About the Cyberlaw Clinic

Harvard Law School‘s Cyberlaw Clinic, based at the Berkman Klein Center for Internet & Society, provides pro bono legal services at the intersection of technology and social justice. The Cyberlaw Clinic was the first of its kind, and it continues its tradition of innovation in its areas of practice.

The Clinic’s work, teaching activities, and client selection are animated by our core values:

  • promotion of a robust and inclusive online ecosystem for free expression;
  • advancement of diversity as a key interest in technology development and tech policy;
  • elimination or mitigation of the impact of bias in the development and deployment of technology;
  • respect for and protection of privacy, vis-à-vis both private and government actors;
  • open government;
  • transparency with respect to public and private technical systems that impact all citizens (and, in particular, members of vulnerable populations);
  • access to knowledge and information;
  • advancement of cultural production through efficient and balanced regulatory and enforcement regimes; and
  • support for broad participation in public discourse.
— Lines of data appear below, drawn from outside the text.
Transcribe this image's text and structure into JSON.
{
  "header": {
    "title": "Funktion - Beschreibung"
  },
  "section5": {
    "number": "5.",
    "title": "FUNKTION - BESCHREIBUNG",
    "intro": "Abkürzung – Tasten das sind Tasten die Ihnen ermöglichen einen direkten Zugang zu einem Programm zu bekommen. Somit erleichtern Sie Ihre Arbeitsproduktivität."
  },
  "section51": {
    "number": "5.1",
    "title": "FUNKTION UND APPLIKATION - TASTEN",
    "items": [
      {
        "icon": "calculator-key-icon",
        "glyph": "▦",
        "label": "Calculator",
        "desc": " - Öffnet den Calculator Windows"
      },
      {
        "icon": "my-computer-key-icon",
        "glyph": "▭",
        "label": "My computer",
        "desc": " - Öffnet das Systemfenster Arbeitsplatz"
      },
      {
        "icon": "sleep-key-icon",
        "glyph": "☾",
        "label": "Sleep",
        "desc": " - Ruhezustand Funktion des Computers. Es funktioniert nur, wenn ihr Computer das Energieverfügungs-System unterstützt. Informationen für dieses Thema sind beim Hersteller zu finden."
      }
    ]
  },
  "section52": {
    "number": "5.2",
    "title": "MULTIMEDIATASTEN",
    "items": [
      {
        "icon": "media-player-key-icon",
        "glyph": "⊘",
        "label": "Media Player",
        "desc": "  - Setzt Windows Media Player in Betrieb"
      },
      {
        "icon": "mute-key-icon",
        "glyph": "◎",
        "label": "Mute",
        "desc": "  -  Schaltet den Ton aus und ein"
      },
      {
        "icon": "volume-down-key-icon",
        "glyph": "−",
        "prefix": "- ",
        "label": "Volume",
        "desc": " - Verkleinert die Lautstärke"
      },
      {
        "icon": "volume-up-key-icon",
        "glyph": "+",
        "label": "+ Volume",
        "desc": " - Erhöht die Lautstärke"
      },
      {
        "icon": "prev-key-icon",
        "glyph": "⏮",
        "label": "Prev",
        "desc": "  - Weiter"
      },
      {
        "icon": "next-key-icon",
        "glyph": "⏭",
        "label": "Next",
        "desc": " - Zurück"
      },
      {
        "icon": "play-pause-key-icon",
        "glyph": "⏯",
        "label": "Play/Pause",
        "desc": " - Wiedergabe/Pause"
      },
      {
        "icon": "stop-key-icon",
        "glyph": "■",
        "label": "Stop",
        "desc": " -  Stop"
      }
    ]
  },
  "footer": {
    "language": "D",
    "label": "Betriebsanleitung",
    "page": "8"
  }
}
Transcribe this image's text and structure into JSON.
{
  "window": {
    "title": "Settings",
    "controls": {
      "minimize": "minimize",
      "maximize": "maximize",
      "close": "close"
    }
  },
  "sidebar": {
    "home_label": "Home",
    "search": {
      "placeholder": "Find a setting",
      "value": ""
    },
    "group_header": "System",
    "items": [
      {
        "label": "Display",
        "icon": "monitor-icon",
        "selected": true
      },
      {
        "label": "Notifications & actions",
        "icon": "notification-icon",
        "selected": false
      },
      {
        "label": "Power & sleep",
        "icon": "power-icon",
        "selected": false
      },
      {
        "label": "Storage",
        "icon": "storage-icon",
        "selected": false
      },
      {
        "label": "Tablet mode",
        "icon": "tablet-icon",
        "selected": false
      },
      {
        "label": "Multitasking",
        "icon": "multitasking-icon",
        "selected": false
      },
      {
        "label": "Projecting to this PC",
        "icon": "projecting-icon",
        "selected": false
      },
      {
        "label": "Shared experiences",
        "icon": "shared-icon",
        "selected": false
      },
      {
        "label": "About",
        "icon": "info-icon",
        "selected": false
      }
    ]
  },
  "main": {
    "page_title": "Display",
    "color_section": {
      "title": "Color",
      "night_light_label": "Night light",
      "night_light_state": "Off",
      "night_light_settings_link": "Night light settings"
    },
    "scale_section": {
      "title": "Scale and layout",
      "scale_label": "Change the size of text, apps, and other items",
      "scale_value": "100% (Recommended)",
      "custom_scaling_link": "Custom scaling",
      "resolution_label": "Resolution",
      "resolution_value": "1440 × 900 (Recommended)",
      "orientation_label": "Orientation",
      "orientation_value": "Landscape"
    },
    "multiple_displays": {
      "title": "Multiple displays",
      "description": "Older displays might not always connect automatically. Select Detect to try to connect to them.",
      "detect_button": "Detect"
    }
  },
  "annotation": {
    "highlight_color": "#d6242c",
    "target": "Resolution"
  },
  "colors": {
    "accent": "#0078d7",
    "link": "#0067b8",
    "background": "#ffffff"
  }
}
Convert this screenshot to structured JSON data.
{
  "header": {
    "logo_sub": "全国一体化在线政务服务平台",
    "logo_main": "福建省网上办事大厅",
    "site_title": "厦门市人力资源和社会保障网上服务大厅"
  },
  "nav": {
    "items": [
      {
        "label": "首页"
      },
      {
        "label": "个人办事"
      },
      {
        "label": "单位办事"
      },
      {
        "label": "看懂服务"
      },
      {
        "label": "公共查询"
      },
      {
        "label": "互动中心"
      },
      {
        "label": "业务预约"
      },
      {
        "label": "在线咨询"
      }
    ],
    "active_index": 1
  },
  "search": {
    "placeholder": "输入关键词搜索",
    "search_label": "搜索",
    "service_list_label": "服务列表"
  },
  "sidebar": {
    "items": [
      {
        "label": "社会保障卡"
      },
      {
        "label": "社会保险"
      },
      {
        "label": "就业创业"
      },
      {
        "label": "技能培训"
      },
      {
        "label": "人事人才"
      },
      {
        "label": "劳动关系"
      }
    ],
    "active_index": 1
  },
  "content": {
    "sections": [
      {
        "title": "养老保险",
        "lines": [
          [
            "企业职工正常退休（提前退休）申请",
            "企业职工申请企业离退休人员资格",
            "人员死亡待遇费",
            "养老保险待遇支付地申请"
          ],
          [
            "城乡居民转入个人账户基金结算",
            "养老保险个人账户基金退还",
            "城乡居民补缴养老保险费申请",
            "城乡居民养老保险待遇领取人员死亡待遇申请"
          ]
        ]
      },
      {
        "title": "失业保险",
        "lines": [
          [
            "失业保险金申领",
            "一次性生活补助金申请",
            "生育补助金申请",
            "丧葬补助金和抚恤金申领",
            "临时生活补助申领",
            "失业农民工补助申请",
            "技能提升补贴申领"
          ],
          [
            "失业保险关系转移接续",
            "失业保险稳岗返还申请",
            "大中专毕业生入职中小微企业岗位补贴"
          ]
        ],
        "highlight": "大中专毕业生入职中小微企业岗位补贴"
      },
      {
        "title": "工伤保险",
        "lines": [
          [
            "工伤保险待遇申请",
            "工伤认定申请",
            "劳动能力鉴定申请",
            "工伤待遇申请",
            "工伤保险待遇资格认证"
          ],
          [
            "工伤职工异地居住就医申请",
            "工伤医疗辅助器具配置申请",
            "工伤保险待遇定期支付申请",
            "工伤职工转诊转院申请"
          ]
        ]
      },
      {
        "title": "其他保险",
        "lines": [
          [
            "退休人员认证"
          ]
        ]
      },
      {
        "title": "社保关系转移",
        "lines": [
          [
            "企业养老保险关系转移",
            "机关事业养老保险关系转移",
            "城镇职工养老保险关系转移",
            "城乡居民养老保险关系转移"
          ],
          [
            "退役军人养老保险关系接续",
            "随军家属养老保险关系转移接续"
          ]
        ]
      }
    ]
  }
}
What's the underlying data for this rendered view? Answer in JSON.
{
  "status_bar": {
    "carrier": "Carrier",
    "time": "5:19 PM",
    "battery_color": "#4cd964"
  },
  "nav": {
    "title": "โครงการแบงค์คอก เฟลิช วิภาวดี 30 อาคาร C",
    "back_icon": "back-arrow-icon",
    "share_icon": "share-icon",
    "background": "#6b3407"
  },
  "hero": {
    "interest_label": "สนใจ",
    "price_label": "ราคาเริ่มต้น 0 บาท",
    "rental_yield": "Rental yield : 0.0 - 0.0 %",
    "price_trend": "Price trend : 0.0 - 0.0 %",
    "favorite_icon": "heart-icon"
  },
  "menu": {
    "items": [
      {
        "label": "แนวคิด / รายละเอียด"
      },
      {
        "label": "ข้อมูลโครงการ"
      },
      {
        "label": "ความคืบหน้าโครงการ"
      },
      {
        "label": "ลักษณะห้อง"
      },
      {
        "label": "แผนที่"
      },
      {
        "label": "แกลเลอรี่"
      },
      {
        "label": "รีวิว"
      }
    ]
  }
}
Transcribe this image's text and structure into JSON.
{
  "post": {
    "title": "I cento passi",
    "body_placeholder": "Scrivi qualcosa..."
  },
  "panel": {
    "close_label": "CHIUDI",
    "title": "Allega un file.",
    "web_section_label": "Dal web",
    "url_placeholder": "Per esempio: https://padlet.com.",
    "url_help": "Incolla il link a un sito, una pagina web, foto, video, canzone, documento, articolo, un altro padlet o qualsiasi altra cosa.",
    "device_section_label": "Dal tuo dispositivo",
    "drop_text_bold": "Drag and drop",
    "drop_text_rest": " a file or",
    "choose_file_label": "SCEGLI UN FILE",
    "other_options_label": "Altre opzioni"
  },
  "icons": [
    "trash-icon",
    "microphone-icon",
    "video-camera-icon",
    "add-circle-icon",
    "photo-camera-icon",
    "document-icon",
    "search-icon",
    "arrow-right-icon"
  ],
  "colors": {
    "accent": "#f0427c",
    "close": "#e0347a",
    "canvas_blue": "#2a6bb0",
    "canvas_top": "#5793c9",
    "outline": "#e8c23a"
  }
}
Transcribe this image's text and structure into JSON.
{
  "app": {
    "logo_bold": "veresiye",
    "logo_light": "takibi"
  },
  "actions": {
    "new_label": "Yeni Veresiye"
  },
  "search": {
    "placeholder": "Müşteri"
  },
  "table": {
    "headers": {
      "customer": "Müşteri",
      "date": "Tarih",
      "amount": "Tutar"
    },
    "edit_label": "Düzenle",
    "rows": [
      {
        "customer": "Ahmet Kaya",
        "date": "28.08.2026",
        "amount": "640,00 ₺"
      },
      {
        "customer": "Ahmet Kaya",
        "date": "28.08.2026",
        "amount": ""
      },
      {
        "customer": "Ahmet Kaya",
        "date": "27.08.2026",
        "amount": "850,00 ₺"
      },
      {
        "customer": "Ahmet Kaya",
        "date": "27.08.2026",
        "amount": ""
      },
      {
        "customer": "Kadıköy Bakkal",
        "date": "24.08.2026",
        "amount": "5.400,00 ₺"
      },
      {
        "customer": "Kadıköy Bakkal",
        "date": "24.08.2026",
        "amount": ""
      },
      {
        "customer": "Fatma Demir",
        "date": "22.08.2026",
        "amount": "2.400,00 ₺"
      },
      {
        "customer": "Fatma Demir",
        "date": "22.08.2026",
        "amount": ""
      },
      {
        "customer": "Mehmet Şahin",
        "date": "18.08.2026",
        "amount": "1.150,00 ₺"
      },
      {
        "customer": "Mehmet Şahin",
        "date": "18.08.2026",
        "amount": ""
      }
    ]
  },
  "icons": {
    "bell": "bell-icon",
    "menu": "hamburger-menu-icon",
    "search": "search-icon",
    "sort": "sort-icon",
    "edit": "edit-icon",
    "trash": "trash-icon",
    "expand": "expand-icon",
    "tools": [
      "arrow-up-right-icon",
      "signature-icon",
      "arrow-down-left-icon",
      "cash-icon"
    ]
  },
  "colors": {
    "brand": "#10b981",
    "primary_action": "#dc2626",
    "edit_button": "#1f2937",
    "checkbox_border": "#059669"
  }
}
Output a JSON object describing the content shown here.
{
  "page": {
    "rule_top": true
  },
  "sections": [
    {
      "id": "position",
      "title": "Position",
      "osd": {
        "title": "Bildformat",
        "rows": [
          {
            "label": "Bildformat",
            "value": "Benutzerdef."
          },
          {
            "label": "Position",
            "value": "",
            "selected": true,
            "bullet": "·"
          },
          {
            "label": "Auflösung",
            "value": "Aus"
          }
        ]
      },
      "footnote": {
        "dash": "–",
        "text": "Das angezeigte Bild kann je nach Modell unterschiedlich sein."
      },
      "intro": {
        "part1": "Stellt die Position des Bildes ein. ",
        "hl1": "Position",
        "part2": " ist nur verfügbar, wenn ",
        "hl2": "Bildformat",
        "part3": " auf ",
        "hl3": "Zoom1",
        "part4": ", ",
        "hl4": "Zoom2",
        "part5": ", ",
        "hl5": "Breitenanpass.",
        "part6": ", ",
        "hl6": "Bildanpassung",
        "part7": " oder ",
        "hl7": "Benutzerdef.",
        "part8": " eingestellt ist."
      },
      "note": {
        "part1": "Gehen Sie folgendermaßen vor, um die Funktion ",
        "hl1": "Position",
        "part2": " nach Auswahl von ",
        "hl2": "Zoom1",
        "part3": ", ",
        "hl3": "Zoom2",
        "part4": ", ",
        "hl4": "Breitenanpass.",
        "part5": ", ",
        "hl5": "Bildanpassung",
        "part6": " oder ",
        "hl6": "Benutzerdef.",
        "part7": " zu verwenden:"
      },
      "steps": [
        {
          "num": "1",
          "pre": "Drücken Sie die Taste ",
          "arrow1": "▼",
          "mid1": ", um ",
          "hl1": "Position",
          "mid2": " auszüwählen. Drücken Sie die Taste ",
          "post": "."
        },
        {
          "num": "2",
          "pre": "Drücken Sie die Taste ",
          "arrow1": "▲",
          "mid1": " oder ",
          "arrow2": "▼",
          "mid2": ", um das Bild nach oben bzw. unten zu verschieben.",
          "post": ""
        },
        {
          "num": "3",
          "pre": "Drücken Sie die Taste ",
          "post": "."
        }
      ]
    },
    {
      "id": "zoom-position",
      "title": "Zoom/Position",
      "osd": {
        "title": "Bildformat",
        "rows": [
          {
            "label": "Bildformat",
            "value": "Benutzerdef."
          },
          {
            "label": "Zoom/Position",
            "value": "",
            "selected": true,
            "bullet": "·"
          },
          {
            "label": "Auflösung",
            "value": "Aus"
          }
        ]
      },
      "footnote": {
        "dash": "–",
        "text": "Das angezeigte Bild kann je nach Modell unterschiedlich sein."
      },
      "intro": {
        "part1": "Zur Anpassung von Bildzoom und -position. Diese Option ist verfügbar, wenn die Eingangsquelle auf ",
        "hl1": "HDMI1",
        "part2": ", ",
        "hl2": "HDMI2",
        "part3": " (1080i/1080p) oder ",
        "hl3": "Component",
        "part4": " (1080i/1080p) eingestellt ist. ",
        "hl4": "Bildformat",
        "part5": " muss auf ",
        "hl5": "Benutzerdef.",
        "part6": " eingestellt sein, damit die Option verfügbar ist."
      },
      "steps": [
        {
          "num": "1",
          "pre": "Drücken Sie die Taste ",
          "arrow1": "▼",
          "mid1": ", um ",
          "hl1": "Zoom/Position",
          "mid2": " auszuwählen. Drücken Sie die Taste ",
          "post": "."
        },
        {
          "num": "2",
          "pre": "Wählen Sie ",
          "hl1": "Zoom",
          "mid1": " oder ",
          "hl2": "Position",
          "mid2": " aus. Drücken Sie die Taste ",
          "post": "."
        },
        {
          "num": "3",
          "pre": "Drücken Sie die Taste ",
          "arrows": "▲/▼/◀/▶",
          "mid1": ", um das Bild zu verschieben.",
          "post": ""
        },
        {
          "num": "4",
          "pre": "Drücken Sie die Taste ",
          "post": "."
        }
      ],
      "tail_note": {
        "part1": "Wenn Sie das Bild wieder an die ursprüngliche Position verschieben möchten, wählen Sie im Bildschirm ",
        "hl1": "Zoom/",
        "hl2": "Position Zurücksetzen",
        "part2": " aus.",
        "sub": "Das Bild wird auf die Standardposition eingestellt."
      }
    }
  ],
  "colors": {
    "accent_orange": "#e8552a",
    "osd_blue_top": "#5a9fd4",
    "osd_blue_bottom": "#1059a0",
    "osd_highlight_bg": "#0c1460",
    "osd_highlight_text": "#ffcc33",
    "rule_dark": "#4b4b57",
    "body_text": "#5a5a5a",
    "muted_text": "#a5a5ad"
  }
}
Participation in the Cyberlaw Clinic helps law students prepare for practice by working on real-world client counseling, advocacy, litigation, and transactional projects. The Clinic strives to center clients in our legal work, helping them to achieve success as they define it, mindful of (and in response to) existing law.

From the Blog

New Clinic Guide: How to Read a Docket

As the Cyberlaw Clinic continues to expand our amicus brief and direct representation practices, we’re finding that many students encounter court dockets for the first time in their clinical work. Looking back at our own experiences, we realized that many of us learned the ins and outs of dockets at clinics or on the job. Given how convoluted long-running dockets can get–and how essential good docket management is to litigation–we decided to compile the basics of docket use into a living document. To that end, the Cyberlaw Clinic is pleased to announce version 1.0 of our new public guide: How to Read a Docket. The first section of the guide covers locating federal dockets through PACER (as well as some alternative interfaces that are cheaper, more user-friendly, or both). The second section goes over how to read a docket, including the docket header and event list. The third and final section contains notes on common filings and events such as pleadings, motions, and orders. The guide is licensed under the CC BY-NC 4.0 license, so anyone is free to reshare, reuse, and remix it for non-commercial purposes. We hope you’ll find it useful in your practice! And please let us know if you end up using it so we can track its impact.

Clinic Supports Engine Advocacy, Raising Concerns About Patent Doctrine of Assignor Estoppel

As the 2020-21 term at the Supreme Court winds to a close over the coming weeks, we are awaiting a decision in the case, Minerva v. Hologic (Supreme Court Case No. 20-440). The Court heard oral argument in the case on Wednesday, April 21, 2021, and a decision is expected by the end of June. The Cyberlaw Clinic filed an amicus brief in the United States Supreme Court on behalf of Engine Advocacy, challenging the application of assignor estoppel doctrine in patent litigation. This brief expands on arguments made in an earlier brief submitted by Engine and the Clinic,  supporting a petition for certiorari in the case.